# [WHAT IS BEING ASKED]
Text only, exactly as given: reproduce the entries below without their pictures.

Data about app and page elements
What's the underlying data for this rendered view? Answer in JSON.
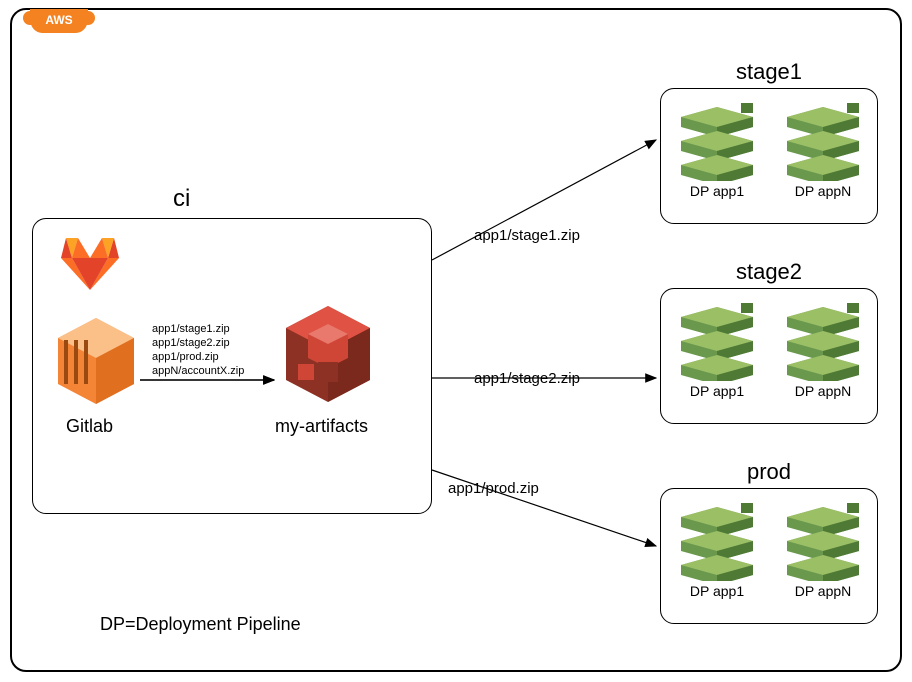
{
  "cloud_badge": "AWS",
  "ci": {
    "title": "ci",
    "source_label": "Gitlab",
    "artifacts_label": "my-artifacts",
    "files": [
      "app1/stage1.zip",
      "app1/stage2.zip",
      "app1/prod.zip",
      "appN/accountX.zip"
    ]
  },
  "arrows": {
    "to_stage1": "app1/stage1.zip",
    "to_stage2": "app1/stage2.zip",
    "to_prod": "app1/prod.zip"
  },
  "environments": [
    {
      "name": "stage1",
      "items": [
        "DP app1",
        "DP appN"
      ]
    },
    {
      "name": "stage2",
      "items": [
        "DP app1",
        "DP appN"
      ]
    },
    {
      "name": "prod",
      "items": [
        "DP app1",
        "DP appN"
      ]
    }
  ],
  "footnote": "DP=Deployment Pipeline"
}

# [RESULT OF THIS EXERCISE]
What's the underlying data for this rendered view? Answer in JSON.
{
  "cloud_badge": "AWS",
  "ci": {
    "title": "ci",
    "source_label": "Gitlab",
    "artifacts_label": "my-artifacts",
    "files": [
      "app1/stage1.zip",
      "app1/stage2.zip",
      "app1/prod.zip",
      "appN/accountX.zip"
    ]
  },
  "arrows": {
    "to_stage1": "app1/stage1.zip",
    "to_stage2": "app1/stage2.zip",
    "to_prod": "app1/prod.zip"
  },
  "environments": [
    {
      "name": "stage1",
      "items": [
        "DP app1",
        "DP appN"
      ]
    },
    {
      "name": "stage2",
      "items": [
        "DP app1",
        "DP appN"
      ]
    },
    {
      "name": "prod",
      "items": [
        "DP app1",
        "DP appN"
      ]
    }
  ],
  "footnote": "DP=Deployment Pipeline"
}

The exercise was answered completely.